‘Tis The Season Of The Christmas Party – How To Ditch The HR Hangover
'Tis the season of the Christmas do. Festive music, tinsel, mince pies… and the seemingly inevitable next day headache for the HR department.
It’s a prospect that can fill even the most festive of employers with dread.
So, how do you throw a successful Christmas party and ditch the HR hangover?
Like most things during the yuletide season, it’s all about planning. You wouldn’t leave it until Christmas Eve to do all your shopping (Okay, but that was only once) and throwing a work party is no different.
Give yourself ample time to sort the details. Christmas parties are an extension of the workplace, so it’s an employer’s responsibility to ensure that everybody is considered during the planning. Is the location disability friendly? Are there non-alcoholic drink options available? If food is involved, does it cater for people’s dietary requirements? Taking individual needs into account will ensure that every employee can enjoy the party equally and fairly.

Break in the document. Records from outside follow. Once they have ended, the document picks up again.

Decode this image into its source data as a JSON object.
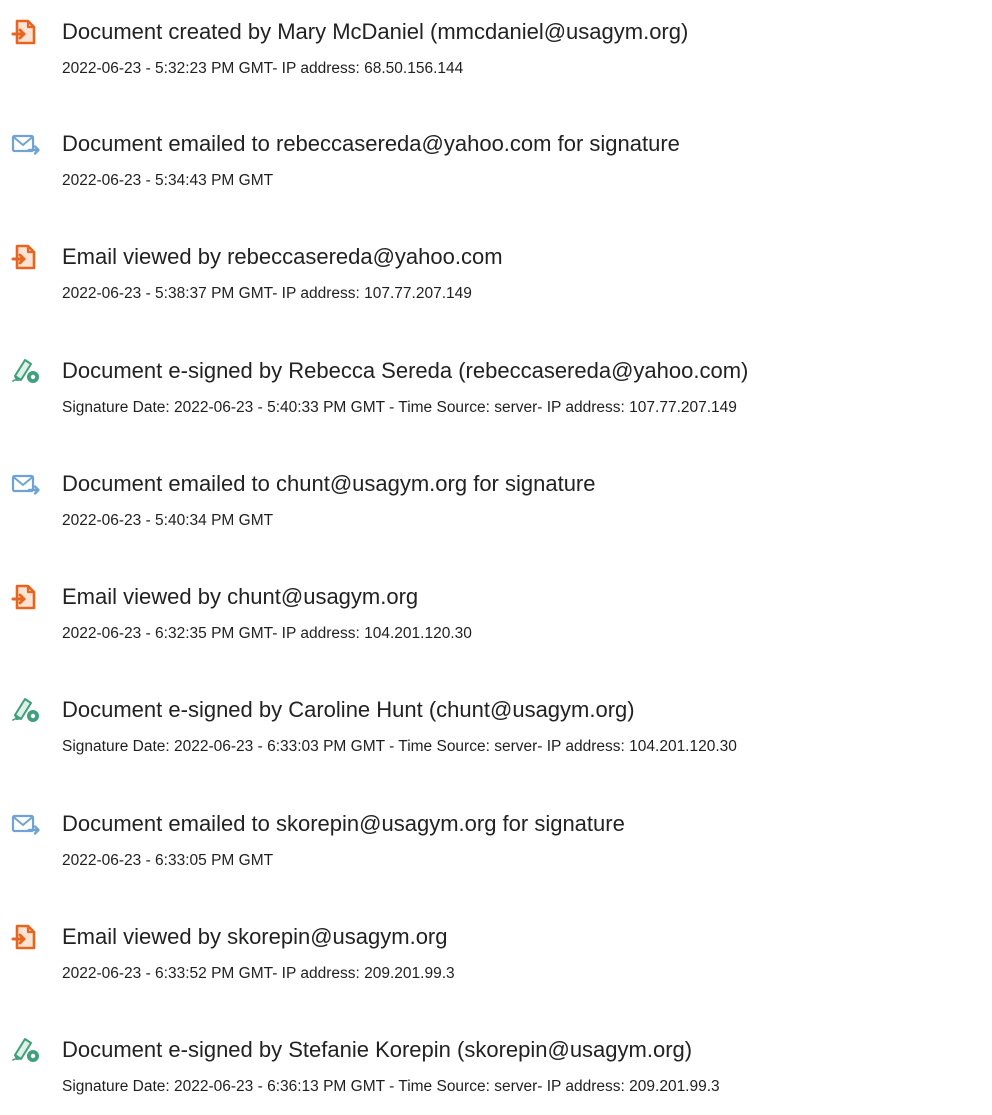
{
  "colors": {
    "document_icon": "#e8651f",
    "email_icon": "#6fa3d6",
    "sign_icon": "#3fa07a"
  },
  "entries": [
    {
      "icon": "document-icon",
      "title": "Document created by Mary McDaniel (mmcdaniel@usagym.org)",
      "detail": "2022-06-23 - 5:32:23 PM GMT- IP address: 68.50.156.144"
    },
    {
      "icon": "email-sent-icon",
      "title": "Document emailed to rebeccasereda@yahoo.com for signature",
      "detail": "2022-06-23 - 5:34:43 PM GMT"
    },
    {
      "icon": "document-icon",
      "title": "Email viewed by rebeccasereda@yahoo.com",
      "detail": "2022-06-23 - 5:38:37 PM GMT- IP address: 107.77.207.149"
    },
    {
      "icon": "esign-pen-icon",
      "title": "Document e-signed by Rebecca Sereda (rebeccasereda@yahoo.com)",
      "detail": "Signature Date: 2022-06-23 - 5:40:33 PM GMT - Time Source: server- IP address: 107.77.207.149"
    },
    {
      "icon": "email-sent-icon",
      "title": "Document emailed to chunt@usagym.org for signature",
      "detail": "2022-06-23 - 5:40:34 PM GMT"
    },
    {
      "icon": "document-icon",
      "title": "Email viewed by chunt@usagym.org",
      "detail": "2022-06-23 - 6:32:35 PM GMT- IP address: 104.201.120.30"
    },
    {
      "icon": "esign-pen-icon",
      "title": "Document e-signed by Caroline Hunt (chunt@usagym.org)",
      "detail": "Signature Date: 2022-06-23 - 6:33:03 PM GMT - Time Source: server- IP address: 104.201.120.30"
    },
    {
      "icon": "email-sent-icon",
      "title": "Document emailed to skorepin@usagym.org for signature",
      "detail": "2022-06-23 - 6:33:05 PM GMT"
    },
    {
      "icon": "document-icon",
      "title": "Email viewed by skorepin@usagym.org",
      "detail": "2022-06-23 - 6:33:52 PM GMT- IP address: 209.201.99.3"
    },
    {
      "icon": "esign-pen-icon",
      "title": "Document e-signed by Stefanie Korepin (skorepin@usagym.org)",
      "detail": "Signature Date: 2022-06-23 - 6:36:13 PM GMT - Time Source: server- IP address: 209.201.99.3"
    }
  ]
}
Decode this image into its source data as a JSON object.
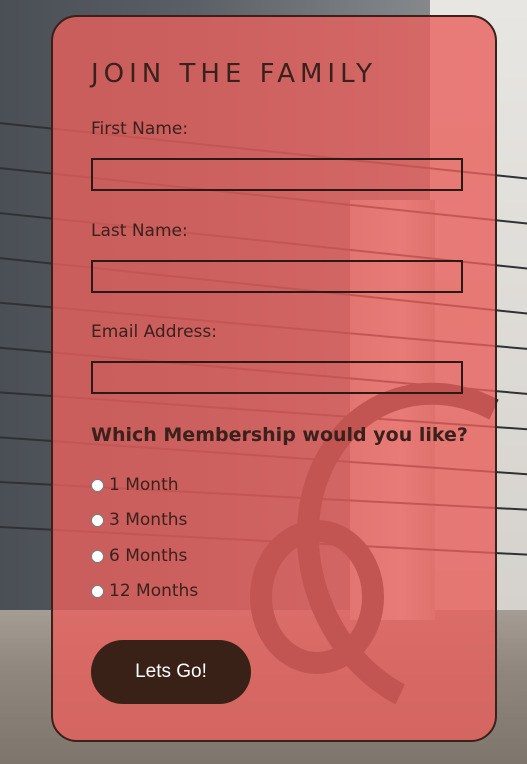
{
  "form": {
    "title": "JOIN THE FAMILY",
    "fields": [
      {
        "label": "First Name:",
        "value": ""
      },
      {
        "label": "Last Name:",
        "value": ""
      },
      {
        "label": "Email Address:",
        "value": ""
      }
    ],
    "membership_question": "Which Membership would you like?",
    "membership_options": [
      {
        "label": "1 Month",
        "selected": false
      },
      {
        "label": "3 Months",
        "selected": false
      },
      {
        "label": "6 Months",
        "selected": false
      },
      {
        "label": "12 Months",
        "selected": false
      }
    ],
    "submit_label": "Lets Go!"
  },
  "colors": {
    "card_overlay": "#e8605c",
    "text": "#3b211b",
    "button": "#3a2118",
    "button_text": "#ffffff"
  }
}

Don’t make it compulsory. It’s normal to want to encourage comradery within a workplace, but some peole just have an incurable aversion to Wham! and that can’t be helped. Making it optional ensures that attendees actually want to be there and will create a better atmosphere all round.
While parties are a great way to celebrate a year of hard work, it can be easy to get carried away with the Christmas spirit and forget it’s still a work function. Consider reminding your employees of your company policies, especially on conduct, disciplinary and social media, to minimise the chance of someone spoiling the festive fun.
If you offer an open bar, organising designated drivers or other transport can be a preemptive strike against having to deal with less-than-sober, stranded employees later in the evening. You should also be prepared to ask individuals to take it easy if you feel the drinking could go too far, no one wants to be the office Grinch but it’s important to remember that you’re still an employer and have an obligation to keep things under control.
And finally, as a rule employers and managers should avoid discussing the four P’s with any employee during the party – performance, pay, promotion and personal feelings. In the more relaxed setting of a party, and perhaps after a few drinks, discussing these topics tends to be a risky business. Keep this kind of talk during work hours to avoid saying something that might be regretted the next day.
Your Christmas party should be a moment to remember, not a night to forget!